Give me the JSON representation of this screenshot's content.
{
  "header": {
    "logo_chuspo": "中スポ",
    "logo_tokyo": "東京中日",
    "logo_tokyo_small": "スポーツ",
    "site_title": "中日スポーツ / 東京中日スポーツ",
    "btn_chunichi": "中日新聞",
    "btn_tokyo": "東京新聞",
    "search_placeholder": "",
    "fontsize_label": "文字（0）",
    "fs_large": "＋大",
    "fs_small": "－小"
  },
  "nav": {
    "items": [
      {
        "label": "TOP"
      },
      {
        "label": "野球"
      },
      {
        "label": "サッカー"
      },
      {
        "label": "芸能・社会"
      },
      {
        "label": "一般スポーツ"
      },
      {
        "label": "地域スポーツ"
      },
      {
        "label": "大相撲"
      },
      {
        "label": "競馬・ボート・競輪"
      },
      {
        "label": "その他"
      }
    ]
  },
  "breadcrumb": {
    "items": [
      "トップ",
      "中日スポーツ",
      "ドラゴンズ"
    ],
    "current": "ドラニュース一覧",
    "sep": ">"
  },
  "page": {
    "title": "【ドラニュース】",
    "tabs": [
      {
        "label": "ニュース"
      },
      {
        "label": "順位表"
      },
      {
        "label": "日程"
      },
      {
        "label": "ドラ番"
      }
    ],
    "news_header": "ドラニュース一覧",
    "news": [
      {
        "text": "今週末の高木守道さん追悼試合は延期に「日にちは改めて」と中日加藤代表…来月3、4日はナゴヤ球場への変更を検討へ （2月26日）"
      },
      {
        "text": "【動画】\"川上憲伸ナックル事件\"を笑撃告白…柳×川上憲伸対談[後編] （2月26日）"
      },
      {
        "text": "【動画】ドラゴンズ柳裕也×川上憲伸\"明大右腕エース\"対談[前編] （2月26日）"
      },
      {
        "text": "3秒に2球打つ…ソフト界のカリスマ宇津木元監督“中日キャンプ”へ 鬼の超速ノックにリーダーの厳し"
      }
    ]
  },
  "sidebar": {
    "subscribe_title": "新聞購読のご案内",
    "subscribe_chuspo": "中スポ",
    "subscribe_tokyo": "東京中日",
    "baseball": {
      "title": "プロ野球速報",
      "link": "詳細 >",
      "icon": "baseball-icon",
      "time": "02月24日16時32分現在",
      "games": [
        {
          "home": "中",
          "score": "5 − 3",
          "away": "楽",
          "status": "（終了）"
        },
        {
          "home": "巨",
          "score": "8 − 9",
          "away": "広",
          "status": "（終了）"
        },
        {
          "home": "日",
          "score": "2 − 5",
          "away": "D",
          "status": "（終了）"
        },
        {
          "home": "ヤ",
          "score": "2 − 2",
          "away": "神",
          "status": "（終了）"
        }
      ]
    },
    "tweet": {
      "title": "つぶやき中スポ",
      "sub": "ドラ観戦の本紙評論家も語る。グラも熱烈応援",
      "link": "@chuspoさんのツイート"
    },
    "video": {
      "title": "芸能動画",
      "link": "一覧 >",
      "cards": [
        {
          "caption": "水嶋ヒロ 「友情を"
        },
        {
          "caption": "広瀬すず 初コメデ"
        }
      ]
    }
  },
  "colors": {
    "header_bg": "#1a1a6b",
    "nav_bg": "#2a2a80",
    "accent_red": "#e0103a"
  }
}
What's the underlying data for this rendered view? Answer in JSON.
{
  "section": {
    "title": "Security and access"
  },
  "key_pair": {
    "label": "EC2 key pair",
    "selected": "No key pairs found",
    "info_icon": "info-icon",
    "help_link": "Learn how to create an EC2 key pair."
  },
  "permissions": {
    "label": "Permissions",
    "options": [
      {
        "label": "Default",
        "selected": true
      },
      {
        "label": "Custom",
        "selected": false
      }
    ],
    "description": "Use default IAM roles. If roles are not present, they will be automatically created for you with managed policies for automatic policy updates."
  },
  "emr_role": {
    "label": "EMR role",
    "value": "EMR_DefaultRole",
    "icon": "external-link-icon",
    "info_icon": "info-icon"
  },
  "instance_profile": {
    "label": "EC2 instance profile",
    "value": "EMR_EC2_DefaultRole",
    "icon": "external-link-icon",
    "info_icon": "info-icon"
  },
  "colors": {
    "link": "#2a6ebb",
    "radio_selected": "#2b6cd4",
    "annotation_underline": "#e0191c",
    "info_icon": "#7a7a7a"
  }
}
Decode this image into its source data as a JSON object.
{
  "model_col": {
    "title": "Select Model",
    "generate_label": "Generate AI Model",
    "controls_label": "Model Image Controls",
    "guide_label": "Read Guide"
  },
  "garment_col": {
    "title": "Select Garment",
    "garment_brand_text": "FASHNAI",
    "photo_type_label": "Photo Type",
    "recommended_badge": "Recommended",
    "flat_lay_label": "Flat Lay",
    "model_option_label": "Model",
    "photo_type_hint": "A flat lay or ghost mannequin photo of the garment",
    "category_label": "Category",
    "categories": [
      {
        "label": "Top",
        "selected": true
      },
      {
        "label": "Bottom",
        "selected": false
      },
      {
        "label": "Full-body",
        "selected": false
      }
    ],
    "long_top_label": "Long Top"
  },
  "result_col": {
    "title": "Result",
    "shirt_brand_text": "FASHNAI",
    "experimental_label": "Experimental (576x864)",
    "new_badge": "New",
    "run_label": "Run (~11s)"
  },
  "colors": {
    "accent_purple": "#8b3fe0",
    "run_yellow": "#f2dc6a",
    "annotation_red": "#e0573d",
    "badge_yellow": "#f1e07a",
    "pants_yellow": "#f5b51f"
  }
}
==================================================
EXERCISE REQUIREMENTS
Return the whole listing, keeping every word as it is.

RESPONSE TO THE TASK
Give me the JSON representation of this screenshot's content.
{
  "header": {
    "logo_chuspo": "中スポ",
    "logo_tokyo": "東京中日",
    "logo_tokyo_small": "スポーツ",
    "site_title": "中日スポーツ / 東京中日スポーツ",
    "btn_chunichi": "中日新聞",
    "btn_tokyo": "東京新聞",
    "search_placeholder": "",
    "fontsize_label": "文字（0）",
    "fs_large": "＋大",
    "fs_small": "－小"
  },
  "nav": {
    "items": [
      {
        "label": "TOP"
      },
      {
        "label": "野球"
      },
      {
        "label": "サッカー"
      },
      {
        "label": "芸能・社会"
      },
      {
        "label": "一般スポーツ"
      },
      {
        "label": "地域スポーツ"
      },
      {
        "label": "大相撲"
      },
      {
        "label": "競馬・ボート・競輪"
      },
      {
        "label": "その他"
      }
    ]
  },
  "breadcrumb": {
    "items": [
      "トップ",
      "中日スポーツ",
      "ドラゴンズ"
    ],
    "current": "ドラニュース一覧",
    "sep": ">"
  },
  "page": {
    "title": "【ドラニュース】",
    "tabs": [
      {
        "label": "ニュース"
      },
      {
        "label": "順位表"
      },
      {
        "label": "日程"
      },
      {
        "label": "ドラ番"
      }
    ],
    "news_header": "ドラニュース一覧",
    "news": [
      {
        "text": "今週末の高木守道さん追悼試合は延期に「日にちは改めて」と中日加藤代表…来月3、4日はナゴヤ球場への変更を検討へ （2月26日）"
      },
      {
        "text": "【動画】\"川上憲伸ナックル事件\"を笑撃告白…柳×川上憲伸対談[後編] （2月26日）"
      },
      {
        "text": "【動画】ドラゴンズ柳裕也×川上憲伸\"明大右腕エース\"対談[前編] （2月26日）"
      },
      {
        "text": "3秒に2球打つ…ソフト界のカリスマ宇津木元監督“中日キャンプ”へ 鬼の超速ノックにリーダーの厳し"
      }
    ]
  },
  "sidebar": {
    "subscribe_title": "新聞購読のご案内",
    "subscribe_chuspo": "中スポ",
    "subscribe_tokyo": "東京中日",
    "baseball": {
      "title": "プロ野球速報",
      "link": "詳細 >",
      "icon": "baseball-icon",
      "time": "02月24日16時32分現在",
      "games": [
        {
          "home": "中",
          "score": "5 − 3",
          "away": "楽",
          "status": "（終了）"
        },
        {
          "home": "巨",
          "score": "8 − 9",
          "away": "広",
          "status": "（終了）"
        },
        {
          "home": "日",
          "score": "2 − 5",
          "away": "D",
          "status": "（終了）"
        },
        {
          "home": "ヤ",
          "score": "2 − 2",
          "away": "神",
          "status": "（終了）"
        }
      ]
    },
    "tweet": {
      "title": "つぶやき中スポ",
      "sub": "ドラ観戦の本紙評論家も語る。グラも熱烈応援",
      "link": "@chuspoさんのツイート"
    },
    "video": {
      "title": "芸能動画",
      "link": "一覧 >",
      "cards": [
        {
          "caption": "水嶋ヒロ 「友情を"
        },
        {
          "caption": "広瀬すず 初コメデ"
        }
      ]
    }
  },
  "colors": {
    "header_bg": "#1a1a6b",
    "nav_bg": "#2a2a80",
    "accent_red": "#e0103a"
  }
}
What's the underlying data for this rendered view? Answer in JSON.
{
  "section": {
    "title": "Security and access"
  },
  "key_pair": {
    "label": "EC2 key pair",
    "selected": "No key pairs found",
    "info_icon": "info-icon",
    "help_link": "Learn how to create an EC2 key pair."
  },
  "permissions": {
    "label": "Permissions",
    "options": [
      {
        "label": "Default",
        "selected": true
      },
      {
        "label": "Custom",
        "selected": false
      }
    ],
    "description": "Use default IAM roles. If roles are not present, they will be automatically created for you with managed policies for automatic policy updates."
  },
  "emr_role": {
    "label": "EMR role",
    "value": "EMR_DefaultRole",
    "icon": "external-link-icon",
    "info_icon": "info-icon"
  },
  "instance_profile": {
    "label": "EC2 instance profile",
    "value": "EMR_EC2_DefaultRole",
    "icon": "external-link-icon",
    "info_icon": "info-icon"
  },
  "colors": {
    "link": "#2a6ebb",
    "radio_selected": "#2b6cd4",
    "annotation_underline": "#e0191c",
    "info_icon": "#7a7a7a"
  }
}
Decode this image into its source data as a JSON object.
{
  "model_col": {
    "title": "Select Model",
    "generate_label": "Generate AI Model",
    "controls_label": "Model Image Controls",
    "guide_label": "Read Guide"
  },
  "garment_col": {
    "title": "Select Garment",
    "garment_brand_text": "FASHNAI",
    "photo_type_label": "Photo Type",
    "recommended_badge": "Recommended",
    "flat_lay_label": "Flat Lay",
    "model_option_label": "Model",
    "photo_type_hint": "A flat lay or ghost mannequin photo of the garment",
    "category_label": "Category",
    "categories": [
      {
        "label": "Top",
        "selected": true
      },
      {
        "label": "Bottom",
        "selected": false
      },
      {
        "label": "Full-body",
        "selected": false
      }
    ],
    "long_top_label": "Long Top"
  },
  "result_col": {
    "title": "Result",
    "shirt_brand_text": "FASHNAI",
    "experimental_label": "Experimental (576x864)",
    "new_badge": "New",
    "run_label": "Run (~11s)"
  },
  "colors": {
    "accent_purple": "#8b3fe0",
    "run_yellow": "#f2dc6a",
    "annotation_red": "#e0573d",
    "badge_yellow": "#f1e07a",
    "pants_yellow": "#f5b51f"
  }
}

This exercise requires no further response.